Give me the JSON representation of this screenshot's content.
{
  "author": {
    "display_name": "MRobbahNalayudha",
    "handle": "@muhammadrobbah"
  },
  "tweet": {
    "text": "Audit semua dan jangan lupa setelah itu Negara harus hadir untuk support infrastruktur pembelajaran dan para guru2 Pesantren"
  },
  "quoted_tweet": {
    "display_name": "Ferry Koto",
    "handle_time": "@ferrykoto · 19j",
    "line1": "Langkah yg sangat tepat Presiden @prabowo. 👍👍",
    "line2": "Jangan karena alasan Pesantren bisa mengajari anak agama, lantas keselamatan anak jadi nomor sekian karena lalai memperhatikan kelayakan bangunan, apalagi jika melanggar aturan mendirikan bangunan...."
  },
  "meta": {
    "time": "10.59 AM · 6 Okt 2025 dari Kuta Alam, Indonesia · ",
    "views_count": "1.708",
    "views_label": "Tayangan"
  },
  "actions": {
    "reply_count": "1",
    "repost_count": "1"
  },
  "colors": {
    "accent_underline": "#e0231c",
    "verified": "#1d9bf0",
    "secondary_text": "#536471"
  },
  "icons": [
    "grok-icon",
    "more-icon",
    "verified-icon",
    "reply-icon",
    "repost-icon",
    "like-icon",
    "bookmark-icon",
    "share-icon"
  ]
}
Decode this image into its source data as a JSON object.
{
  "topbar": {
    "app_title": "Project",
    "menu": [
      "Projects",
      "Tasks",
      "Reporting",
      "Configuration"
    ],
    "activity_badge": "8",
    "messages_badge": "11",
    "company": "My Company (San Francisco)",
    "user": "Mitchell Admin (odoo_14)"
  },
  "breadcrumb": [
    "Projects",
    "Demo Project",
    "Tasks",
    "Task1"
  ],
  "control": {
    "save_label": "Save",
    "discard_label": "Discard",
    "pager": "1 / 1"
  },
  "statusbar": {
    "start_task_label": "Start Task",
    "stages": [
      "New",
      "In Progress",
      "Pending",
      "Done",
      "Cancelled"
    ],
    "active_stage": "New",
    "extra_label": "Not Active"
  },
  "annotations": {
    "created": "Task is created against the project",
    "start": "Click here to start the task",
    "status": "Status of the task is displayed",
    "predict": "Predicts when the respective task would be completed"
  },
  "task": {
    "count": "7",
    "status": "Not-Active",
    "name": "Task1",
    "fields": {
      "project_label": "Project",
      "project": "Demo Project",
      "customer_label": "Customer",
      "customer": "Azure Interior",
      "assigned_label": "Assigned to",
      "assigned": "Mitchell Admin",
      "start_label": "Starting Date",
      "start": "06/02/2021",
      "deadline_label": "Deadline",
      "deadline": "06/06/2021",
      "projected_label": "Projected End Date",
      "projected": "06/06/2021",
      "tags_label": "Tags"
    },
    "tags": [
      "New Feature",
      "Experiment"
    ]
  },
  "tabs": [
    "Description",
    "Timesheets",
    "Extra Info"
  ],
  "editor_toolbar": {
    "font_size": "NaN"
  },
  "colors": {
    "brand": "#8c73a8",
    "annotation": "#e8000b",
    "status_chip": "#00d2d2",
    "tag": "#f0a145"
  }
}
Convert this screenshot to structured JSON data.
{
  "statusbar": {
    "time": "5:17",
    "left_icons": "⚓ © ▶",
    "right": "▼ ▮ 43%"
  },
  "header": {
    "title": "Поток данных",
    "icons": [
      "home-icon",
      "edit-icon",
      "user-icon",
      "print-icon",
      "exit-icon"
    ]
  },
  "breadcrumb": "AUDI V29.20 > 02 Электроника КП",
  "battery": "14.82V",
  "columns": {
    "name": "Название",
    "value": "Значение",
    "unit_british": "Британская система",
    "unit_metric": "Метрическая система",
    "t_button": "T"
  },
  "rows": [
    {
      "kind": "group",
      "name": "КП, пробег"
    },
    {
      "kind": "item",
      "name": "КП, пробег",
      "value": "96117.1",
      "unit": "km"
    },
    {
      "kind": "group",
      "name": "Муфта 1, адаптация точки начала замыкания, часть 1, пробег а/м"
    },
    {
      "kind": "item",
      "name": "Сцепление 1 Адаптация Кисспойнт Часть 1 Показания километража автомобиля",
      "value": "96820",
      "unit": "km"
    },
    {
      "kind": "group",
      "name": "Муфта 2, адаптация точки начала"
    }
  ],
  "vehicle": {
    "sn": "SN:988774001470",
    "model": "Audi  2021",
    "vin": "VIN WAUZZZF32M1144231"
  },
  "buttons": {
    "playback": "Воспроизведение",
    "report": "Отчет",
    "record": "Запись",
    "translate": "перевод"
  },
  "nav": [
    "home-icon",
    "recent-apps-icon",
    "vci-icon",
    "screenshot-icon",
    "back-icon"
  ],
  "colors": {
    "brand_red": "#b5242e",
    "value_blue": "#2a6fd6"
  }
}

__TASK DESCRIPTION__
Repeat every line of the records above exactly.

__RESULT FOR THIS EXERCISE__
Give me the JSON representation of this screenshot's content.
{
  "author": {
    "display_name": "MRobbahNalayudha",
    "handle": "@muhammadrobbah"
  },
  "tweet": {
    "text": "Audit semua dan jangan lupa setelah itu Negara harus hadir untuk support infrastruktur pembelajaran dan para guru2 Pesantren"
  },
  "quoted_tweet": {
    "display_name": "Ferry Koto",
    "handle_time": "@ferrykoto · 19j",
    "line1": "Langkah yg sangat tepat Presiden @prabowo. 👍👍",
    "line2": "Jangan karena alasan Pesantren bisa mengajari anak agama, lantas keselamatan anak jadi nomor sekian karena lalai memperhatikan kelayakan bangunan, apalagi jika melanggar aturan mendirikan bangunan...."
  },
  "meta": {
    "time": "10.59 AM · 6 Okt 2025 dari Kuta Alam, Indonesia · ",
    "views_count": "1.708",
    "views_label": "Tayangan"
  },
  "actions": {
    "reply_count": "1",
    "repost_count": "1"
  },
  "colors": {
    "accent_underline": "#e0231c",
    "verified": "#1d9bf0",
    "secondary_text": "#536471"
  },
  "icons": [
    "grok-icon",
    "more-icon",
    "verified-icon",
    "reply-icon",
    "repost-icon",
    "like-icon",
    "bookmark-icon",
    "share-icon"
  ]
}
Decode this image into its source data as a JSON object.
{
  "topbar": {
    "app_title": "Project",
    "menu": [
      "Projects",
      "Tasks",
      "Reporting",
      "Configuration"
    ],
    "activity_badge": "8",
    "messages_badge": "11",
    "company": "My Company (San Francisco)",
    "user": "Mitchell Admin (odoo_14)"
  },
  "breadcrumb": [
    "Projects",
    "Demo Project",
    "Tasks",
    "Task1"
  ],
  "control": {
    "save_label": "Save",
    "discard_label": "Discard",
    "pager": "1 / 1"
  },
  "statusbar": {
    "start_task_label": "Start Task",
    "stages": [
      "New",
      "In Progress",
      "Pending",
      "Done",
      "Cancelled"
    ],
    "active_stage": "New",
    "extra_label": "Not Active"
  },
  "annotations": {
    "created": "Task is created against the project",
    "start": "Click here to start the task",
    "status": "Status of the task is displayed",
    "predict": "Predicts when the respective task would be completed"
  },
  "task": {
    "count": "7",
    "status": "Not-Active",
    "name": "Task1",
    "fields": {
      "project_label": "Project",
      "project": "Demo Project",
      "customer_label": "Customer",
      "customer": "Azure Interior",
      "assigned_label": "Assigned to",
      "assigned": "Mitchell Admin",
      "start_label": "Starting Date",
      "start": "06/02/2021",
      "deadline_label": "Deadline",
      "deadline": "06/06/2021",
      "projected_label": "Projected End Date",
      "projected": "06/06/2021",
      "tags_label": "Tags"
    },
    "tags": [
      "New Feature",
      "Experiment"
    ]
  },
  "tabs": [
    "Description",
    "Timesheets",
    "Extra Info"
  ],
  "editor_toolbar": {
    "font_size": "NaN"
  },
  "colors": {
    "brand": "#8c73a8",
    "annotation": "#e8000b",
    "status_chip": "#00d2d2",
    "tag": "#f0a145"
  }
}
Convert this screenshot to structured JSON data.
{
  "statusbar": {
    "time": "5:17",
    "left_icons": "⚓ © ▶",
    "right": "▼ ▮ 43%"
  },
  "header": {
    "title": "Поток данных",
    "icons": [
      "home-icon",
      "edit-icon",
      "user-icon",
      "print-icon",
      "exit-icon"
    ]
  },
  "breadcrumb": "AUDI V29.20 > 02 Электроника КП",
  "battery": "14.82V",
  "columns": {
    "name": "Название",
    "value": "Значение",
    "unit_british": "Британская система",
    "unit_metric": "Метрическая система",
    "t_button": "T"
  },
  "rows": [
    {
      "kind": "group",
      "name": "КП, пробег"
    },
    {
      "kind": "item",
      "name": "КП, пробег",
      "value": "96117.1",
      "unit": "km"
    },
    {
      "kind": "group",
      "name": "Муфта 1, адаптация точки начала замыкания, часть 1, пробег а/м"
    },
    {
      "kind": "item",
      "name": "Сцепление 1 Адаптация Кисспойнт Часть 1 Показания километража автомобиля",
      "value": "96820",
      "unit": "km"
    },
    {
      "kind": "group",
      "name": "Муфта 2, адаптация точки начала"
    }
  ],
  "vehicle": {
    "sn": "SN:988774001470",
    "model": "Audi  2021",
    "vin": "VIN WAUZZZF32M1144231"
  },
  "buttons": {
    "playback": "Воспроизведение",
    "report": "Отчет",
    "record": "Запись",
    "translate": "перевод"
  },
  "nav": [
    "home-icon",
    "recent-apps-icon",
    "vci-icon",
    "screenshot-icon",
    "back-icon"
  ],
  "colors": {
    "brand_red": "#b5242e",
    "value_blue": "#2a6fd6"
  }
}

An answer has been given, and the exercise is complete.